During pregnancy, you are inundated with information about having a baby, looking after them and how you will feel post-partum. We found a lot of the information and advice we got from people turned out not relevant to us at all – some of it, I wish we hadn’t heard!
I asked a few of our new-parent friends what they wish they hadn’t heard before their babies arrived and here is what they said:
“I wish I hadn’t heard the phrase ‘bounce back’ after labour.”
Having kept fairly fit all my life, I was totally unprepared for my new body. Celebrity photos mentioning no names (Beyoncé…) are far from reality and so, so unhelpful. I’ve slowly learnt to accept my mummy body and am not putting myself under too much pressure to ‘bounce back’. We underestimated how much new babies like (and need) to be held in the first few weeks (ie all the time…) and my priorities have changed – bouncing back comes second to baby cuddles!
“I wish I hadn’t heard about birth plans making birth easier.”
Well, it’s not the birth plan I wish I hadn’t heard about, its more I wish the healthcare professionals we worked with didn’t encourage us to be so reliant on our plan. We had a hard time with the birth of our little one (induction, theatre etc.) and it was so different to what we had planned – we realised quickly it’s not up to you! I wish people had told us that. A plan is great for making informed choices and although we wouldn’t change anything that happened, being a bit less blinkered by a hypothetical plan might have made the reality less stressful! You feel pressured when things “don’t go to plan” and our birth plan made us feel like things were going “wrong”.
“I wish I hadn’t heard that breastfeeding would ‘make me feel so happy.’ “
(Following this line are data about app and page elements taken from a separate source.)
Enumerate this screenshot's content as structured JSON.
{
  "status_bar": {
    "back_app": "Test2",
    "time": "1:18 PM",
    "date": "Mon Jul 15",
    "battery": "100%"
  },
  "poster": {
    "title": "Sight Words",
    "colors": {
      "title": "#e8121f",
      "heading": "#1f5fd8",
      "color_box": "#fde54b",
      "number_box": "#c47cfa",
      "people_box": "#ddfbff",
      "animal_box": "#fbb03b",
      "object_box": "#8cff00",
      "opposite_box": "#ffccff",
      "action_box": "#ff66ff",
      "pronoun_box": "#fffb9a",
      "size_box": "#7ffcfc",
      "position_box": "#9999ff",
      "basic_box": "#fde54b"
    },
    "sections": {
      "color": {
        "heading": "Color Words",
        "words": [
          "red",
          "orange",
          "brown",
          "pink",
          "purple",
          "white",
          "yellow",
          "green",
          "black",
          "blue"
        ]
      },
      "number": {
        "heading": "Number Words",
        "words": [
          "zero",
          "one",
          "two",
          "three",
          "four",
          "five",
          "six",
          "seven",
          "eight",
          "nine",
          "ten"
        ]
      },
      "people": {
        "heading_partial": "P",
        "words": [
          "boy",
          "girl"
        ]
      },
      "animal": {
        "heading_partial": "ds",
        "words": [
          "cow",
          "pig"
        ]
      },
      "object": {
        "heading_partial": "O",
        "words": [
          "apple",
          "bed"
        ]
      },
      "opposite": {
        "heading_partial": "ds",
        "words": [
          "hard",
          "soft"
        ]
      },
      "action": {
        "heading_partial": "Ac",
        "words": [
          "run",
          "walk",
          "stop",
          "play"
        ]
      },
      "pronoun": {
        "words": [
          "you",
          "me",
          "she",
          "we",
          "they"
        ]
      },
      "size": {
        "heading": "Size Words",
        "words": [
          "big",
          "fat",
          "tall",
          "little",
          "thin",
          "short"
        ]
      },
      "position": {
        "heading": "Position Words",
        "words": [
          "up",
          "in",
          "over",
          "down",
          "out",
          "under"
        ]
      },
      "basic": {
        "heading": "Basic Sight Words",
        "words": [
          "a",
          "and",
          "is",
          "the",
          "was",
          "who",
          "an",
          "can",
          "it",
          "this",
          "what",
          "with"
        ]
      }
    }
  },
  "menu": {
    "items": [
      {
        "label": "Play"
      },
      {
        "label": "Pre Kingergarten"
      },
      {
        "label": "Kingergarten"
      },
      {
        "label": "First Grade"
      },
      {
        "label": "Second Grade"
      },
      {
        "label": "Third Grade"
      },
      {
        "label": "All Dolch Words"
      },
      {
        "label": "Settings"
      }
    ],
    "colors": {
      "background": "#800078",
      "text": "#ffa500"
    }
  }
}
When I was overdue, the midwife recommended I use my breast pump to encourage labour. After a few sessions I realised every time I pumped a wave of sadness would hit me. I looked it up and realised other women experienced it too, and it’s called Dysphoric Milk Ejection Reflex or D-MER. D-MER is a physical reaction to hormone changes when you breastfeed. Most women who have it are sensitive to hormonal shifts and like me, experience a short burst of sadness or a hollow or homesick feeling which goes away in a few minutes. Other women have more extreme reactions. Unsurprisingly this means many women stop breastfeeding very early on. D-MER is something you don’t always hear about.
“I wish I hadn’t heard babies only feed every two hours.”
In a breastfeeding class before birth, the lady smiled and said “your baby will pretty much be born with an eating schedule…” not true. Our introduction to cluster feeding was a moment that I am sure we will look back at as the most stressful part of parenthood for us, one I hope we can eventually laugh about. Cluster feeding is when your child feeds numerous time in a couple of hours trying to get enough food to sleep through the night (this still doesn’t actually happen though!). It was stressful not knowing about this gem as we were both sure our baby didn’t need feeding again. Now though, with our added knowledge after extensive internet searches, we prepare ourselves for cluster feeding between 6 to 9pm.
“I wish I hadn’t heard everyone else’s birth story in the world.”
The one thing I would say is never let other’s birth stories worry you. Everyone is so different and I really believe the calmer you are the better. I am someone who classes myself as having a very low pain threshold but I would say my birthing experience was amazing and that is with no pain relief and a minor tear. I would say don’t let those stories you hear fuel the fear of the unknown. Go with it, enjoy your pregnancy and your baby and the birth really can be a positive experience.
So don’t always believe what you hear from people – every experience is different. Take things as they come and don’t worry if your experience contradicts “what you’ve heard”!